experience. All of a sudden it reveals a pantheistic dimension in the landscape of wondrous
beauty, which has become the only witness to humane atrocities. Revising ideas of “slow cinema”,
the director finds his own recipe for magical realism not ignoring tragic political realities. 

Anxo returns to his home village in the Galician countryside. There,
he is greeted with concern by the victorious and the defeated, who see
in him the danger of diving back into their silenced memories.
“Endless Night” means a meditation on more than three decades of Francisco Franco's
regime. How will you look at each other after the civil war? What lies beneath silence
of losers and offended? Enciso based his film in a Galician language on a collage
of unknown texts – stories, memories, letters from prisoners. But this is not a costume film.
The director is building a bridge to nowadays, being sure that this is his responsibility
to history. The protagonist dissolves in a fairy landscape, words continue to sound like poems
in an enchanted forest. May be the only sign of hope is a falling star that flies in the sky.
Toronto, 1899. Aspiring young politician Mackenzie King dreams of becoming the Prime Minister
of Canada. In his quest for power, he must face his imperious Mother, a war-mongering GovernorGeneral and the utopian idealism of a Québécois mystic. Meanwhile, King hesitates in love between
a British soldier and a French-Canadian nurse and furtively indulges a fetishistic obsession for women’s
footwear… When his vainglorious run for leadership culminates in an epic battle between good
and evil, King will learn that disappointment may be the only way to survive the 20
William Lyon Mackenzie King is Canada’s tenth Prime Minister who occupied this post longer
than other politicians (22 years). “The Twentieth Century” is his pseudo-biography, largely based
on his recently published memoirs. Rankin’s idea is rather ambitious: through a real historical figure,
he tries to understand what do masculinity, history, politics and finally Canadian identity mean.
Even more striking is the chosen form: having collaborated with Guy Maddin, Winnipeg director shot

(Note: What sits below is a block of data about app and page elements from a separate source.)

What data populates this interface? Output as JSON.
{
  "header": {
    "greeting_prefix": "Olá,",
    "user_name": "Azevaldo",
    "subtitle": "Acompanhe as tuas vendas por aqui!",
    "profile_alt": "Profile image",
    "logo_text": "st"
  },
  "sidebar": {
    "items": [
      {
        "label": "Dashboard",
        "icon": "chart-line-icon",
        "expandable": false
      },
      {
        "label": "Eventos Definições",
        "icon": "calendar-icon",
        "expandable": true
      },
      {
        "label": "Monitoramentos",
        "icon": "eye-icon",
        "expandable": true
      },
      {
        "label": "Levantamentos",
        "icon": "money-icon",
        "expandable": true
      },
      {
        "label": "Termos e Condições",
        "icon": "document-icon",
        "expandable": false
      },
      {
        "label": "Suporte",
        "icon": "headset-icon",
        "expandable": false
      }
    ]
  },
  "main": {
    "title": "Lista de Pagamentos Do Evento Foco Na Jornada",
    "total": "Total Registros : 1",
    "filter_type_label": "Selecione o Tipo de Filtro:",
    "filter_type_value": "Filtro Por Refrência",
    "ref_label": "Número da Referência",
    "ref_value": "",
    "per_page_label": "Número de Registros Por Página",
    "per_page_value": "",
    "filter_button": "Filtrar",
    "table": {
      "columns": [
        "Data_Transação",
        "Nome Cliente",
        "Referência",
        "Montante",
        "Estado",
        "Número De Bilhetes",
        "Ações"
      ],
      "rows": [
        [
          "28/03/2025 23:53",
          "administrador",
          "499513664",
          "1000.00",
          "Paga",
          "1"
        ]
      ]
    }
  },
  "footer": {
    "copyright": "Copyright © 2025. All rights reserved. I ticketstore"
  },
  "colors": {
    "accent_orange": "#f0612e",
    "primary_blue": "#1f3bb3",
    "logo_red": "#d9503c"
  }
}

his 8- and 16-mm motion picture in defiantly artificial, expressionist scenery. As a result he produced
a perfect in form, paradox absurd comedy, recollecting the best sketches of “Monty Python”.